- AIM OF THE EXERCISE
Of the lines below, copy those that hold the word "JSON".

====================

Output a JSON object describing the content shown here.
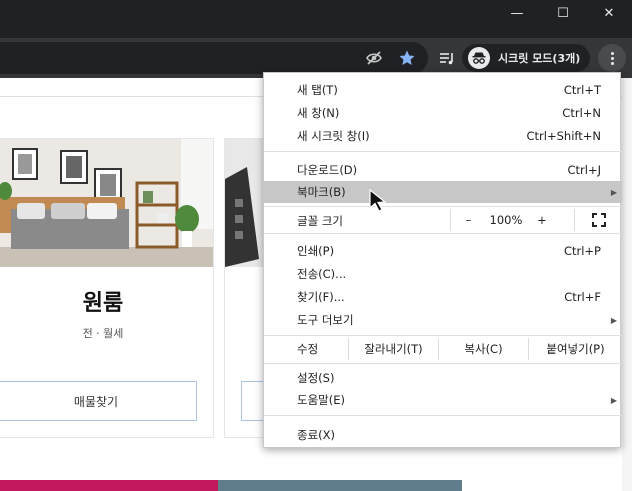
{
  "window": {
    "minimize_glyph": "—",
    "maximize_glyph": "☐",
    "close_glyph": "✕"
  },
  "toolbar": {
    "incognito_label": "시크릿 모드(3개)"
  },
  "page": {
    "card1": {
      "title": "원룸",
      "subtitle": "전 · 월세",
      "button": "매물찾기"
    }
  },
  "menu": {
    "new_tab": {
      "label": "새 탭(T)",
      "shortcut": "Ctrl+T"
    },
    "new_window": {
      "label": "새 창(N)",
      "shortcut": "Ctrl+N"
    },
    "new_incognito": {
      "label": "새 시크릿 창(I)",
      "shortcut": "Ctrl+Shift+N"
    },
    "downloads": {
      "label": "다운로드(D)",
      "shortcut": "Ctrl+J"
    },
    "bookmarks": {
      "label": "북마크(B)"
    },
    "zoom": {
      "label": "글꼴 크기",
      "minus": "–",
      "value": "100%",
      "plus": "+"
    },
    "print": {
      "label": "인쇄(P)",
      "shortcut": "Ctrl+P"
    },
    "cast": {
      "label": "전송(C)..."
    },
    "find": {
      "label": "찾기(F)...",
      "shortcut": "Ctrl+F"
    },
    "more_tools": {
      "label": "도구 더보기"
    },
    "edit": {
      "label": "수정",
      "cut": "잘라내기(T)",
      "copy": "복사(C)",
      "paste": "붙여넣기(P)"
    },
    "settings": {
      "label": "설정(S)"
    },
    "help": {
      "label": "도움말(E)"
    },
    "exit": {
      "label": "종료(X)"
    }
  },
  "colors": {
    "titlebar": "#202124",
    "toolbar": "#35363a",
    "highlight": "#c7c7c7",
    "star": "#8ab4f8",
    "banner": "#c2185b"
  }
}
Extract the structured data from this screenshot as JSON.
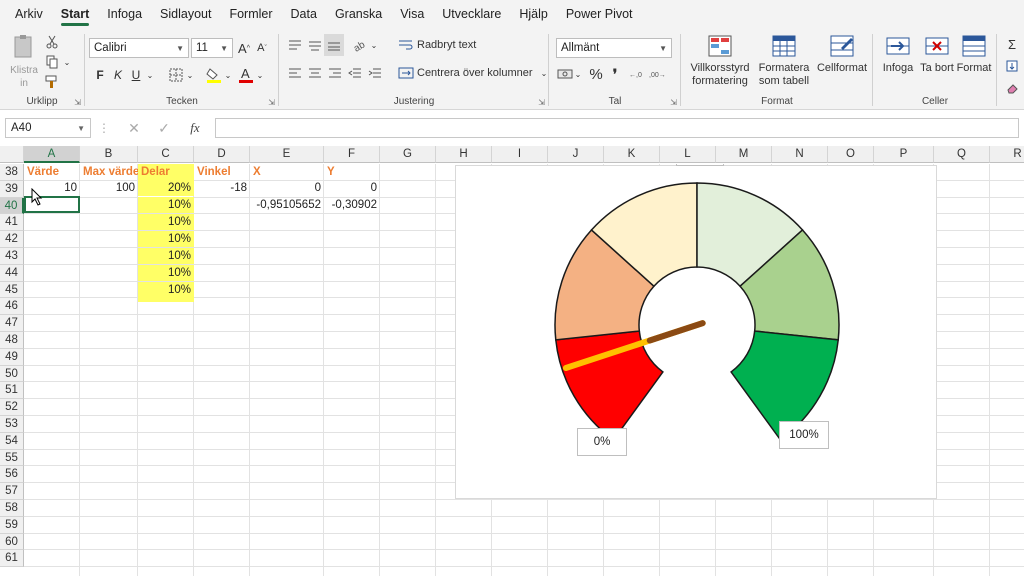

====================

- ANSWER BOX
Output a JSON object describing the content shown here.
Extract the structured data from this screenshot as JSON.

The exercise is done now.